The Rottweiler is believed to have been developed from ancient herding dogs of the Roman Empire which made their way to the area now known as Rottweil in the south of Germany. When this area began to specialize in cattle, such dogs were in demand for their proven abilities as both a herder and a guard dog to drive and protect the cattle.
Prior to World War I there was a declining demand for Rottweilers, but in preparation for this and the second World War, the increased demand for police dogs brought with it a great deal of renewed interest in the breed. They are still used as police and guard dogs today all over the world.
Rottweilers made their first appearance in the stud books of the American Kennel Club in 1931 and they were first officially recognized as a breed in 1935. One year later they were on exhibit in Great Britain at the Crufts Dog Show.
The Rottweiler saw its height of popularity in the United States in the early 1990s. The breed’s numbers have progressively diminished along with its popularity since then.
Contrary to one well known myth, Rottweilers have actually never been bred for dog fighting.
Temperament and Aggression
Rottweilers are a very self-confident and fiercely loyal breed. When keeping a Rottweiler as a family pet, early obedience training and socialization is an absolute necessity. It is equally important that the Rottweiler’s owner establish him/herself as the Alpha dog early on in order to avoid the breed’s tendency to assert its dominance.
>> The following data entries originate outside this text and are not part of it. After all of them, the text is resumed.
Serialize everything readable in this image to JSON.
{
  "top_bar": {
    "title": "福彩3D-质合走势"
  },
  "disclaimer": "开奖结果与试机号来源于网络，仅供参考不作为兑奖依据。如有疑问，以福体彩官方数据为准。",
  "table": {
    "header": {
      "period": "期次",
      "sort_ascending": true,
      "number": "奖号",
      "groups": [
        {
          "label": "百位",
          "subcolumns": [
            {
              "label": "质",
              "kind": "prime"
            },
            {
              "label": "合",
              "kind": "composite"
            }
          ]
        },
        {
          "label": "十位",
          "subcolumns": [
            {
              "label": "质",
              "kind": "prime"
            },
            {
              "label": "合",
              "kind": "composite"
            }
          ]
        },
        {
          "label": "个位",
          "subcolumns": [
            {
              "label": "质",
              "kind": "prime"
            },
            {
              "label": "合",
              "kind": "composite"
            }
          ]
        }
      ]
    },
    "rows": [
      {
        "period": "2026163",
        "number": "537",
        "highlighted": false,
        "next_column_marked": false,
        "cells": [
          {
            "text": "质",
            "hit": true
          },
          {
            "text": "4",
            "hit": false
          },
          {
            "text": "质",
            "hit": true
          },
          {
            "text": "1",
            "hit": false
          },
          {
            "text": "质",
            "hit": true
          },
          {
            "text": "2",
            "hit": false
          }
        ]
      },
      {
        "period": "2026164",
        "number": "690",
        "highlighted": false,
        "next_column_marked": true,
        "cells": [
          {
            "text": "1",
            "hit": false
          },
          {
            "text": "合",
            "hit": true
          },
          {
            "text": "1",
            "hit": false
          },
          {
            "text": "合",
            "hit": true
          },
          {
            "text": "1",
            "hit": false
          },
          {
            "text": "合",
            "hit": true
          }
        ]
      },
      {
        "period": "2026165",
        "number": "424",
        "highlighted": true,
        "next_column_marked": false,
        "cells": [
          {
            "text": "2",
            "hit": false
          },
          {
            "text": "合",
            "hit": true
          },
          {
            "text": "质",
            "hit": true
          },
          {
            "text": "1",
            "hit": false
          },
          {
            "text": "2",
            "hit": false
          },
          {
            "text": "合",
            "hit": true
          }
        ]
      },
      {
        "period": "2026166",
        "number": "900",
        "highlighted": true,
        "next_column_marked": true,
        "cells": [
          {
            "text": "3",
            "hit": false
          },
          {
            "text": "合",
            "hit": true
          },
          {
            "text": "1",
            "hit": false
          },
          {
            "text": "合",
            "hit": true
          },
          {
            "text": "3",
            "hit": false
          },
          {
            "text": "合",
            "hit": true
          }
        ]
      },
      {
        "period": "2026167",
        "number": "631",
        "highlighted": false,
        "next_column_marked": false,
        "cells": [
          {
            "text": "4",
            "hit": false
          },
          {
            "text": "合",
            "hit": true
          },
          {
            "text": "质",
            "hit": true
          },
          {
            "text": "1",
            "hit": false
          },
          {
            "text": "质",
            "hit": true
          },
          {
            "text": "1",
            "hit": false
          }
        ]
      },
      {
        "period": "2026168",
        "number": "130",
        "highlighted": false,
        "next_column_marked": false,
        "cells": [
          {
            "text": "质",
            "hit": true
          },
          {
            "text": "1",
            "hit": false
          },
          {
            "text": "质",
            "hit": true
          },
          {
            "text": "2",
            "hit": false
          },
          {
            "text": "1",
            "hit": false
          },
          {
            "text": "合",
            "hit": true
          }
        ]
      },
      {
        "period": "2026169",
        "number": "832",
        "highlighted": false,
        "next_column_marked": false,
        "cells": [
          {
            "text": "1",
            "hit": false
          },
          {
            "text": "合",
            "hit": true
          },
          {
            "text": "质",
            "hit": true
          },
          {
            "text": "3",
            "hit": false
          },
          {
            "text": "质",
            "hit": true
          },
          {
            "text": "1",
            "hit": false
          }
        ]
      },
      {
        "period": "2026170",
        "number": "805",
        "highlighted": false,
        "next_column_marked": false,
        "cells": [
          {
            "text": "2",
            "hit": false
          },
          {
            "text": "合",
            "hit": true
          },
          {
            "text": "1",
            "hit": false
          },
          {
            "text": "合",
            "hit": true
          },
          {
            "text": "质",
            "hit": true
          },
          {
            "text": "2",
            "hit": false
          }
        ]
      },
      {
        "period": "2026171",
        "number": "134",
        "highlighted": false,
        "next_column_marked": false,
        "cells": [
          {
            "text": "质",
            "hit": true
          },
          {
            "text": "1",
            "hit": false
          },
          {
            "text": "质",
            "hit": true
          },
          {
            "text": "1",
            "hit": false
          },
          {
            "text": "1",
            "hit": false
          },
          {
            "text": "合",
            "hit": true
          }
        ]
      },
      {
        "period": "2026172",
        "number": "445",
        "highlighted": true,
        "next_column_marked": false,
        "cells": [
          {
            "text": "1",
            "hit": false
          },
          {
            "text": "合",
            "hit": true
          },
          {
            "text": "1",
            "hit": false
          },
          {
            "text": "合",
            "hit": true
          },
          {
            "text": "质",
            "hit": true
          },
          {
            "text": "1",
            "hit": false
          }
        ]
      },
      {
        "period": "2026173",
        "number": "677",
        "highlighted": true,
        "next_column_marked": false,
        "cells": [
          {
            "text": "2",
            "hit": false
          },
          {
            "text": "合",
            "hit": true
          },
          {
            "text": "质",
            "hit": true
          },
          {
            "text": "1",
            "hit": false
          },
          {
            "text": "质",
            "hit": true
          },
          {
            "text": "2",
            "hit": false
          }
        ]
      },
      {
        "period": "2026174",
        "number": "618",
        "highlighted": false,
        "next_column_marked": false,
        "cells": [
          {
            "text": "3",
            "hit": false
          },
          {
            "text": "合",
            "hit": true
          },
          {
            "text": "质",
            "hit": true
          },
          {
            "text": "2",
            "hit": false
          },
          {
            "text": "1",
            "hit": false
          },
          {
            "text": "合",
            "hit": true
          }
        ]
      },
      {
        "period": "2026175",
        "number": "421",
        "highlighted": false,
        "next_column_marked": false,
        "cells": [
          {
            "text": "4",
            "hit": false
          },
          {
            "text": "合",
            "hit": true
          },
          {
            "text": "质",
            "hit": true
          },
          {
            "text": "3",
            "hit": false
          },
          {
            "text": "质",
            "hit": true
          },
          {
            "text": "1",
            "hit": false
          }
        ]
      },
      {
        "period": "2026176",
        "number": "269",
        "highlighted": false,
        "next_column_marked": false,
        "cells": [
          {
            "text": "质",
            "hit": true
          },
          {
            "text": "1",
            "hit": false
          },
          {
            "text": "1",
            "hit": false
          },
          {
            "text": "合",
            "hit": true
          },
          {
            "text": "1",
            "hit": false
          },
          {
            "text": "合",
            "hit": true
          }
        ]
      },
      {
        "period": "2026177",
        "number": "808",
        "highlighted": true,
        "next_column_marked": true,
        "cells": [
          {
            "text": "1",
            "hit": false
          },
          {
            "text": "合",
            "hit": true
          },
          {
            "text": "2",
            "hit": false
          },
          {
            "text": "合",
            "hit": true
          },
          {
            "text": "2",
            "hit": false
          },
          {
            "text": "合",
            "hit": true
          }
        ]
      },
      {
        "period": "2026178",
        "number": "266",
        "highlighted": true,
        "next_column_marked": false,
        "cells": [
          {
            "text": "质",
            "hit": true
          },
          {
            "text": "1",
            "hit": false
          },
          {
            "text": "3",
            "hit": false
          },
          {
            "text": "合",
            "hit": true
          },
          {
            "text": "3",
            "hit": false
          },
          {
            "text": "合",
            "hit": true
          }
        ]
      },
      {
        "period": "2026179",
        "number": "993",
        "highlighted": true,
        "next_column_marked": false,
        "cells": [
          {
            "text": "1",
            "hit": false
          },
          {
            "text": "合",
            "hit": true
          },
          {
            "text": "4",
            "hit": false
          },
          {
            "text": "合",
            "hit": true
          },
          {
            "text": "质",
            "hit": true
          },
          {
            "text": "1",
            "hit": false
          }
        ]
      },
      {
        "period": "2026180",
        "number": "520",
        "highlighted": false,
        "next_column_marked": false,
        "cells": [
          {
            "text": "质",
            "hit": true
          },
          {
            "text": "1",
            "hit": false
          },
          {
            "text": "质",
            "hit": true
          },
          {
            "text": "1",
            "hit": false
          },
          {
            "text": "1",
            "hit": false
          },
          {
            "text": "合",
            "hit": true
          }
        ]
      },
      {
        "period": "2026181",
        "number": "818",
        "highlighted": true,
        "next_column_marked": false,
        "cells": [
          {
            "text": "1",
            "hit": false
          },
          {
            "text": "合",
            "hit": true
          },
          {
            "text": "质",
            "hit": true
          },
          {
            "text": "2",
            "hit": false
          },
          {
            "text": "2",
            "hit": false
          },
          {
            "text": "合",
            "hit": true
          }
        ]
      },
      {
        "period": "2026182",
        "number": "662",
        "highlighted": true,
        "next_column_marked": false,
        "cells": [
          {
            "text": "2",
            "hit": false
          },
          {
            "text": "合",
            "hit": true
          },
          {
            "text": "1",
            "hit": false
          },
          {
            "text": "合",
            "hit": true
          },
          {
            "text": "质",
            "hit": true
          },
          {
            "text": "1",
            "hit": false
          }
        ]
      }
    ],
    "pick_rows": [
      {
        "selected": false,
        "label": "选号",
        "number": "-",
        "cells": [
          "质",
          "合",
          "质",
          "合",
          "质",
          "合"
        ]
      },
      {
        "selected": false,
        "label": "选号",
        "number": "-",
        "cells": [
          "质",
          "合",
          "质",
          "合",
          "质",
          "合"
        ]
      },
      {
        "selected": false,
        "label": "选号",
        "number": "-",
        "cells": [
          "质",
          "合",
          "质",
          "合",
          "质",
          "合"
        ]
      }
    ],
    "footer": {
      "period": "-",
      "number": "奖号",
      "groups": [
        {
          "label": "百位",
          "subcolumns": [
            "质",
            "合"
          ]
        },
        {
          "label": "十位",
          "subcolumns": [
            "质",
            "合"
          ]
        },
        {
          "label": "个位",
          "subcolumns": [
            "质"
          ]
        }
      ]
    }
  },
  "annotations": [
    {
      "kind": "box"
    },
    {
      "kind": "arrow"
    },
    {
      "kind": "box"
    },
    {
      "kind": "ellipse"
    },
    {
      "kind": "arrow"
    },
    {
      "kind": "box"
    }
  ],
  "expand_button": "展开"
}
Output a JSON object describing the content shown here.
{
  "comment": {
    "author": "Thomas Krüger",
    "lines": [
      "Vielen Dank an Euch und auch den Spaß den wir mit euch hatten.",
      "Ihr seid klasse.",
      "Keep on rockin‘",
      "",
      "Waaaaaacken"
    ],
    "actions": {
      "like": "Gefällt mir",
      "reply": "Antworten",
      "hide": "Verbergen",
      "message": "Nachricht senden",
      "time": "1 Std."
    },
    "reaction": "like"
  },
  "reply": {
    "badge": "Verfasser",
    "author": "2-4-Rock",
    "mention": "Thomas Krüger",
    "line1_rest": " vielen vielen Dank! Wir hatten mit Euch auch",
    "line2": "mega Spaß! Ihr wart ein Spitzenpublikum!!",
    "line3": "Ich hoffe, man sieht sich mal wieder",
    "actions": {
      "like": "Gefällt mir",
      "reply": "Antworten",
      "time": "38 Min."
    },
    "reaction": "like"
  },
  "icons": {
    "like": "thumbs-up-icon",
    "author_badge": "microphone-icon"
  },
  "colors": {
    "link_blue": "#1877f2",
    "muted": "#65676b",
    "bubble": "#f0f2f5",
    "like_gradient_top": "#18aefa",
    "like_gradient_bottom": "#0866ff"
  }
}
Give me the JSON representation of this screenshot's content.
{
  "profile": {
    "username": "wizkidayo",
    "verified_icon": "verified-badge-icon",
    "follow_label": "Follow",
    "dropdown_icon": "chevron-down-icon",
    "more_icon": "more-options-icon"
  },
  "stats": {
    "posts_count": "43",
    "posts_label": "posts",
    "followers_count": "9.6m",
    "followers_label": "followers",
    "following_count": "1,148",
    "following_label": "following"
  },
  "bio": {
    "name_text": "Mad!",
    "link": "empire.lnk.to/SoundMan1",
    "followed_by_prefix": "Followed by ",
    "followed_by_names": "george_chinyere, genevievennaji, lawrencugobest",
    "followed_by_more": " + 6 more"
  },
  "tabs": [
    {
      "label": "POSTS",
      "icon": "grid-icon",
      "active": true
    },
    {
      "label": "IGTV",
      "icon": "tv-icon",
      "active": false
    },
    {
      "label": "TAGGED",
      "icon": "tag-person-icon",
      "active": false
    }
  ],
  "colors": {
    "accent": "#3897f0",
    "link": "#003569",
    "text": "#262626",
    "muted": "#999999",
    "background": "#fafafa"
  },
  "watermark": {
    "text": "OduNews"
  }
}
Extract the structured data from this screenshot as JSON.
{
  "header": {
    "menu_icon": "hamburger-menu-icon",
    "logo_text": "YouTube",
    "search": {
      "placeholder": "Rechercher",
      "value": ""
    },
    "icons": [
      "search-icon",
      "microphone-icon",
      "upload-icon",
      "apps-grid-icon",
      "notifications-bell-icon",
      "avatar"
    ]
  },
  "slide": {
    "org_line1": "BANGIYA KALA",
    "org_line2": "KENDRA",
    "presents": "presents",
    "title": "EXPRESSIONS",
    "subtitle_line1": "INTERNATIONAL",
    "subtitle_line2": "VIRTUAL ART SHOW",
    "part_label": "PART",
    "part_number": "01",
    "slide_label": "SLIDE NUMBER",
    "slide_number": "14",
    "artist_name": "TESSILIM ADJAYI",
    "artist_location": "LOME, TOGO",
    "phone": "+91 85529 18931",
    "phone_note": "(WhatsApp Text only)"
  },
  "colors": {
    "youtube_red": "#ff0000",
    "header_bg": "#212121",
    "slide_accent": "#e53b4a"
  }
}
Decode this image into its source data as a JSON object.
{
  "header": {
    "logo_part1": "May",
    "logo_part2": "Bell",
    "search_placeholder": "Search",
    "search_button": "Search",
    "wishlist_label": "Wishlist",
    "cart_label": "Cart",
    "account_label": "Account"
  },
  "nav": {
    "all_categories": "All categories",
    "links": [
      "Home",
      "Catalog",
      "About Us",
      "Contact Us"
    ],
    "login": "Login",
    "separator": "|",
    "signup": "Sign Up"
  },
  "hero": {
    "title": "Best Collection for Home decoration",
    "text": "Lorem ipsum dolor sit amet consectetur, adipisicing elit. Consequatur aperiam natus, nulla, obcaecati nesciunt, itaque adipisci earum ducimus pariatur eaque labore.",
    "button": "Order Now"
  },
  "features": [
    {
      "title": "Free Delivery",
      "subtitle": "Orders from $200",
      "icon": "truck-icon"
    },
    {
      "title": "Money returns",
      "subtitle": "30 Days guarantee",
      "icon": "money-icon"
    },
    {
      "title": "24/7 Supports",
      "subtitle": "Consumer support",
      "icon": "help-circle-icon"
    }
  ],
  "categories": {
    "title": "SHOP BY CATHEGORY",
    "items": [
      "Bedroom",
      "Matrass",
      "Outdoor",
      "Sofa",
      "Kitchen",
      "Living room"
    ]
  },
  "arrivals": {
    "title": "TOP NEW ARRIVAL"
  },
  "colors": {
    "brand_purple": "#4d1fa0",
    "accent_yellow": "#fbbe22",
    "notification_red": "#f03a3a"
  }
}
One of the main reasons for the Rottweiler’s reputation as an overly aggressive animal is that between 1979 and 1998, the CDC reported the Rottweiler as being the second highest breed of dog involved in fatal human attacks. While these aggressive traits can show themselves in the breed, they are most often easily curtailed with proper training and socialization at an early age.